(Dataset extract begins)

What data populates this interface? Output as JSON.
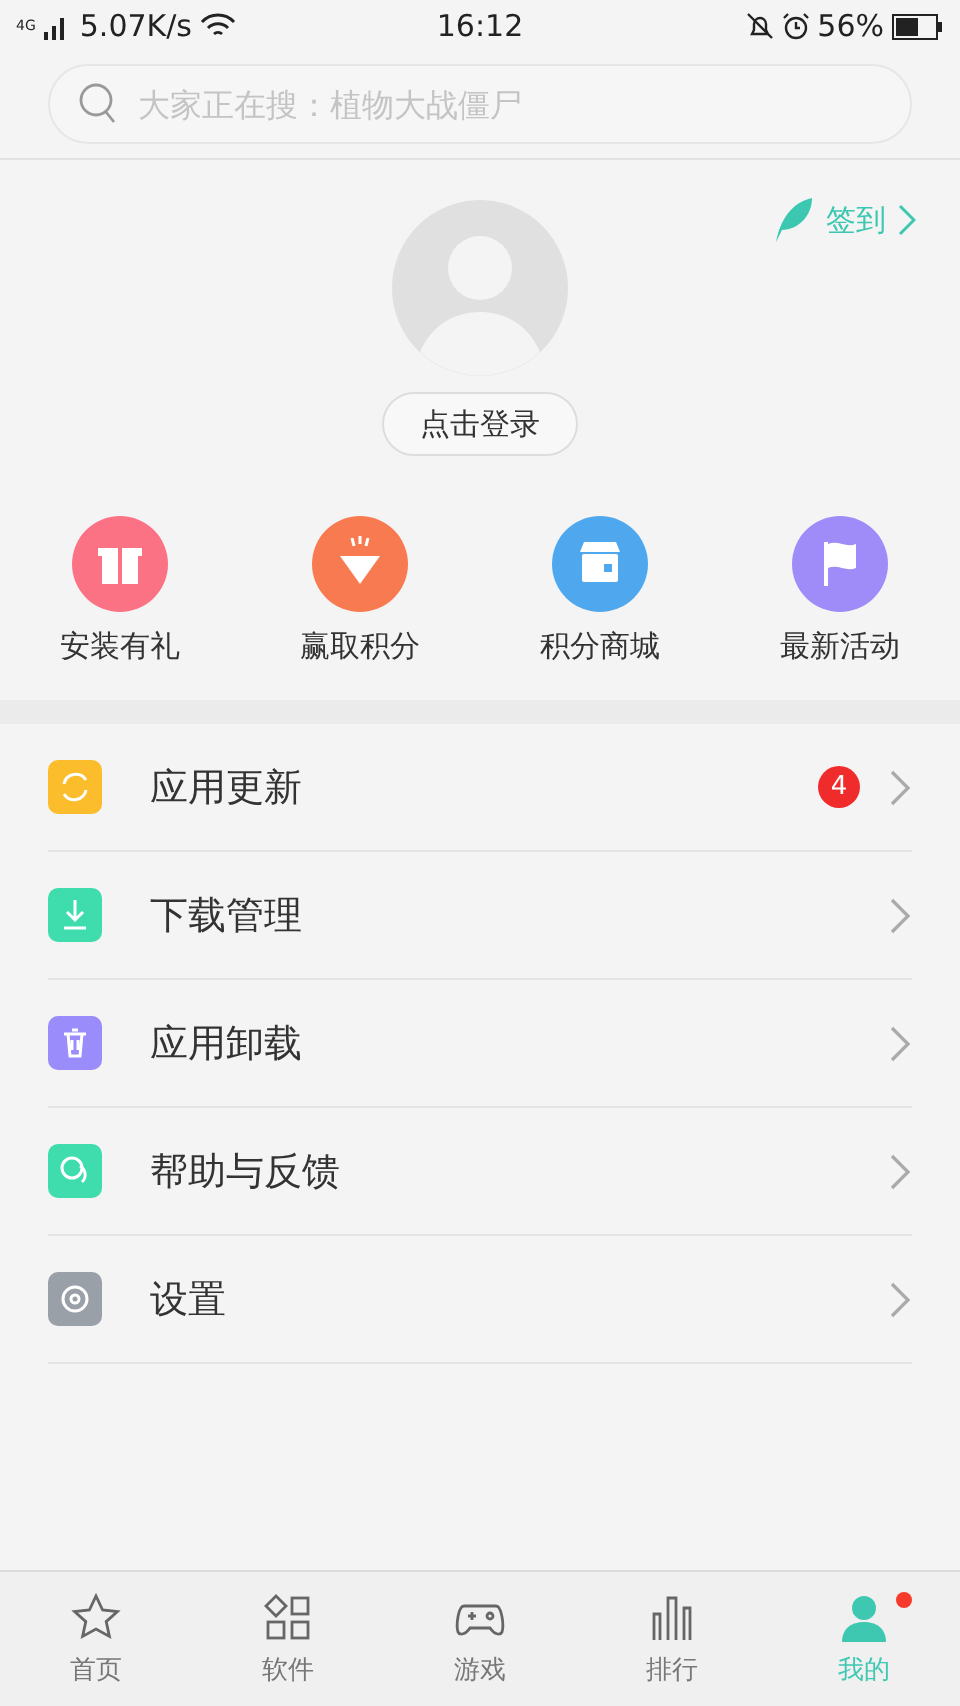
{
  "status_bar": {
    "network_type": "4G",
    "speed": "5.07K/s",
    "time": "16:12",
    "battery": "56%"
  },
  "search": {
    "placeholder": "大家正在搜：植物大战僵尸"
  },
  "profile": {
    "login_label": "点击登录",
    "checkin_label": "签到"
  },
  "quick_actions": [
    {
      "label": "安装有礼",
      "color": "#fc7285"
    },
    {
      "label": "赢取积分",
      "color": "#f87a50"
    },
    {
      "label": "积分商城",
      "color": "#4fa8ee"
    },
    {
      "label": "最新活动",
      "color": "#a08cf8"
    }
  ],
  "menu": [
    {
      "label": "应用更新",
      "color": "#fbbd2b",
      "badge": "4"
    },
    {
      "label": "下载管理",
      "color": "#3fdcae"
    },
    {
      "label": "应用卸载",
      "color": "#9a8cfa"
    },
    {
      "label": "帮助与反馈",
      "color": "#3fdcae"
    },
    {
      "label": "设置",
      "color": "#9aa0a8"
    }
  ],
  "tabs": [
    {
      "label": "首页",
      "selected": false,
      "dot": false
    },
    {
      "label": "软件",
      "selected": false,
      "dot": false
    },
    {
      "label": "游戏",
      "selected": false,
      "dot": false
    },
    {
      "label": "排行",
      "selected": false,
      "dot": false
    },
    {
      "label": "我的",
      "selected": true,
      "dot": true
    }
  ]
}
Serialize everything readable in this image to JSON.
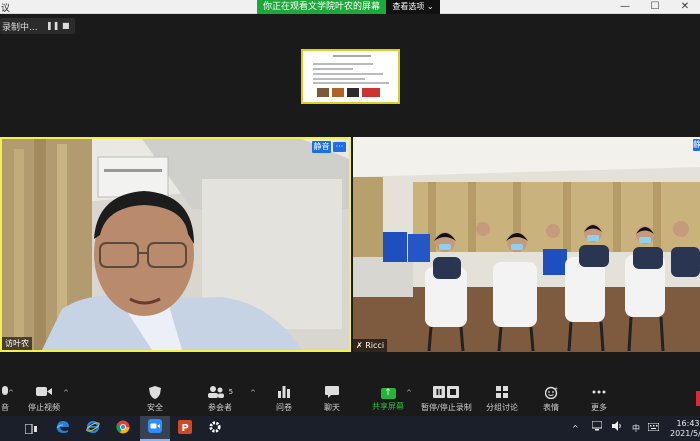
{
  "window": {
    "title": "议",
    "controls": [
      "—",
      "☐",
      "✕"
    ]
  },
  "share_banner": {
    "text": "你正在观看文学院叶农的屏幕",
    "view_options": "查看选项 ⌄"
  },
  "recording": {
    "status": "录制中...",
    "pause": "❚❚",
    "stop": "■"
  },
  "tiles": {
    "left": {
      "name": "叶农",
      "name_visible": "访叶农",
      "mute_badge": "静音",
      "more": "···"
    },
    "right": {
      "name": "Ricci",
      "mute_badge": "静"
    }
  },
  "toolbar": {
    "items": [
      {
        "id": "mute",
        "label": "音",
        "icon": "mic-icon"
      },
      {
        "id": "video",
        "label": "停止视频",
        "icon": "video-camera-icon"
      },
      {
        "id": "security",
        "label": "安全",
        "icon": "shield-icon"
      },
      {
        "id": "participants",
        "label": "参会者",
        "icon": "participants-icon",
        "count": "5"
      },
      {
        "id": "polls",
        "label": "问卷",
        "icon": "bar-chart-icon"
      },
      {
        "id": "chat",
        "label": "聊天",
        "icon": "chat-bubble-icon"
      },
      {
        "id": "share",
        "label": "共享屏幕",
        "icon": "share-screen-icon"
      },
      {
        "id": "pause-share",
        "label": "暂停/停止录制",
        "icon": "pause-stop-icon"
      },
      {
        "id": "breakout",
        "label": "分组讨论",
        "icon": "breakout-grid-icon"
      },
      {
        "id": "reactions",
        "label": "表情",
        "icon": "emoji-icon"
      },
      {
        "id": "more",
        "label": "更多",
        "icon": "ellipsis-icon"
      }
    ]
  },
  "taskbar": {
    "apps": [
      "task-view-icon",
      "edge-icon",
      "ie-icon",
      "chrome-icon",
      "zoom-icon",
      "powerpoint-icon",
      "settings-icon"
    ],
    "tray": {
      "chevron": "^",
      "ime": "中",
      "clock_time": "16:43",
      "clock_date": "2021/5/6"
    }
  },
  "colors": {
    "share_green": "#1ea83c",
    "active_speaker": "#f2f04a",
    "badge_blue": "#1c6fe8",
    "end_red": "#e0282e"
  }
}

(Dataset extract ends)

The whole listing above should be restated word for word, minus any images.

What data populates this interface? Output as JSON.
{
  "status_bar": {
    "network_type": "4G",
    "speed": "5.07K/s",
    "time": "16:12",
    "battery": "56%"
  },
  "search": {
    "placeholder": "大家正在搜：植物大战僵尸"
  },
  "profile": {
    "login_label": "点击登录",
    "checkin_label": "签到"
  },
  "quick_actions": [
    {
      "label": "安装有礼",
      "color": "#fc7285"
    },
    {
      "label": "赢取积分",
      "color": "#f87a50"
    },
    {
      "label": "积分商城",
      "color": "#4fa8ee"
    },
    {
      "label": "最新活动",
      "color": "#a08cf8"
    }
  ],
  "menu": [
    {
      "label": "应用更新",
      "color": "#fbbd2b",
      "badge": "4"
    },
    {
      "label": "下载管理",
      "color": "#3fdcae"
    },
    {
      "label": "应用卸载",
      "color": "#9a8cfa"
    },
    {
      "label": "帮助与反馈",
      "color": "#3fdcae"
    },
    {
      "label": "设置",
      "color": "#9aa0a8"
    }
  ],
  "tabs": [
    {
      "label": "首页",
      "selected": false,
      "dot": false
    },
    {
      "label": "软件",
      "selected": false,
      "dot": false
    },
    {
      "label": "游戏",
      "selected": false,
      "dot": false
    },
    {
      "label": "排行",
      "selected": false,
      "dot": false
    },
    {
      "label": "我的",
      "selected": true,
      "dot": true
    }
  ]
}
Serialize everything readable in this image to JSON.
{
  "window": {
    "title": "议",
    "controls": [
      "—",
      "☐",
      "✕"
    ]
  },
  "share_banner": {
    "text": "你正在观看文学院叶农的屏幕",
    "view_options": "查看选项 ⌄"
  },
  "recording": {
    "status": "录制中...",
    "pause": "❚❚",
    "stop": "■"
  },
  "tiles": {
    "left": {
      "name": "叶农",
      "name_visible": "访叶农",
      "mute_badge": "静音",
      "more": "···"
    },
    "right": {
      "name": "Ricci",
      "mute_badge": "静"
    }
  },
  "toolbar": {
    "items": [
      {
        "id": "mute",
        "label": "音",
        "icon": "mic-icon"
      },
      {
        "id": "video",
        "label": "停止视频",
        "icon": "video-camera-icon"
      },
      {
        "id": "security",
        "label": "安全",
        "icon": "shield-icon"
      },
      {
        "id": "participants",
        "label": "参会者",
        "icon": "participants-icon",
        "count": "5"
      },
      {
        "id": "polls",
        "label": "问卷",
        "icon": "bar-chart-icon"
      },
      {
        "id": "chat",
        "label": "聊天",
        "icon": "chat-bubble-icon"
      },
      {
        "id": "share",
        "label": "共享屏幕",
        "icon": "share-screen-icon"
      },
      {
        "id": "pause-share",
        "label": "暂停/停止录制",
        "icon": "pause-stop-icon"
      },
      {
        "id": "breakout",
        "label": "分组讨论",
        "icon": "breakout-grid-icon"
      },
      {
        "id": "reactions",
        "label": "表情",
        "icon": "emoji-icon"
      },
      {
        "id": "more",
        "label": "更多",
        "icon": "ellipsis-icon"
      }
    ]
  },
  "taskbar": {
    "apps": [
      "task-view-icon",
      "edge-icon",
      "ie-icon",
      "chrome-icon",
      "zoom-icon",
      "powerpoint-icon",
      "settings-icon"
    ],
    "tray": {
      "chevron": "^",
      "ime": "中",
      "clock_time": "16:43",
      "clock_date": "2021/5/6"
    }
  },
  "colors": {
    "share_green": "#1ea83c",
    "active_speaker": "#f2f04a",
    "badge_blue": "#1c6fe8",
    "end_red": "#e0282e"
  }
}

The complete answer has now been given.